So what do you do?  You do what you do with any first offer.  Reject it and counter.

If he says, “5′ 10″, 105 pounds”, you counter with “5′ 3″, 220 pounds”.

If he says, “Model-type”, you counter with “I am good at my accounts receivables job.”

If he says, “No baggage”, you counter with, “You first, asshole.”

If he says, “No high maintenance”, you counter with, “I don’t often leave skidmarks.”

Then tell them to take it or leave it.

It reminds me of this episode of Designing Women where MaryJo is complaining about how when she lived in Mexico, there was no such thing as a price tag, and when she would ask a shopkeeper, “How much is this orange?” they would size her up and say, “Six hundred dollars”.  Then she would put the orange down and walk away, and the shopkeeper would chase after her and yell “Thirty cents!”

All this fretting over whether some guy doesn’t want to date you because your eyebrows aren’t perfectly waxed, or because you have cellulite or weigh more than 105 pounds.  And OMG what if he finds out you have problems?!!  All the emotional strife because you’re not the kind of woman who can roll out of bed looking perfect.  I’m here to tell you it’s all for naught.  I’ve never encountered any man whose standards are actually that high.  And if they are?  They can go jump into a dick-shaped volcano.  You don’t want to be with someone like that anyway.  Those are the guys who will never, ever stop looking for the bigger, better deal.
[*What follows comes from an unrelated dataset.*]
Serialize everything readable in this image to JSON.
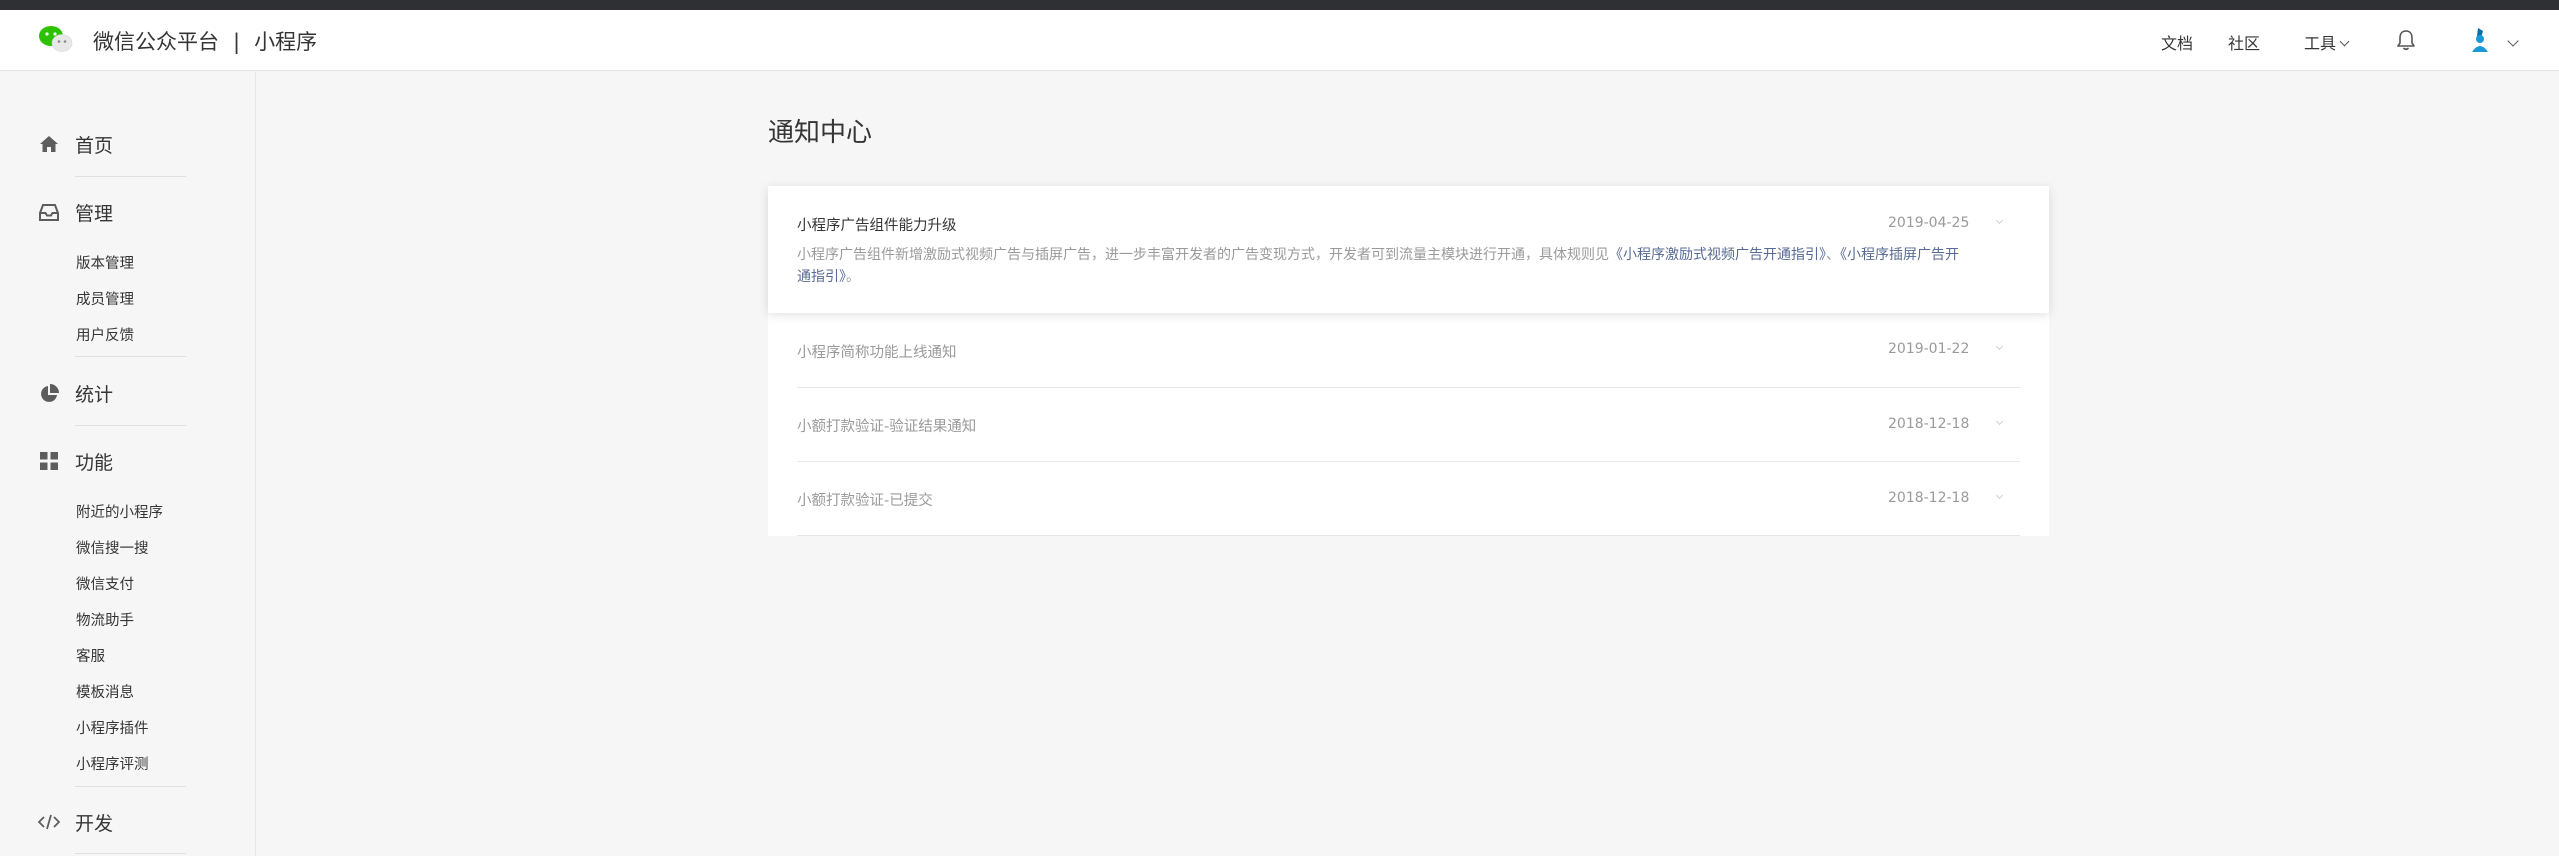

Slow your roll, women.  Take a deep breath.  You don’t need to meet somebody’s ludicrous requirements, because their requirements are exactly that:  Ludicrous.  They are as ludicrous as asking someone to pay $600 for an orange.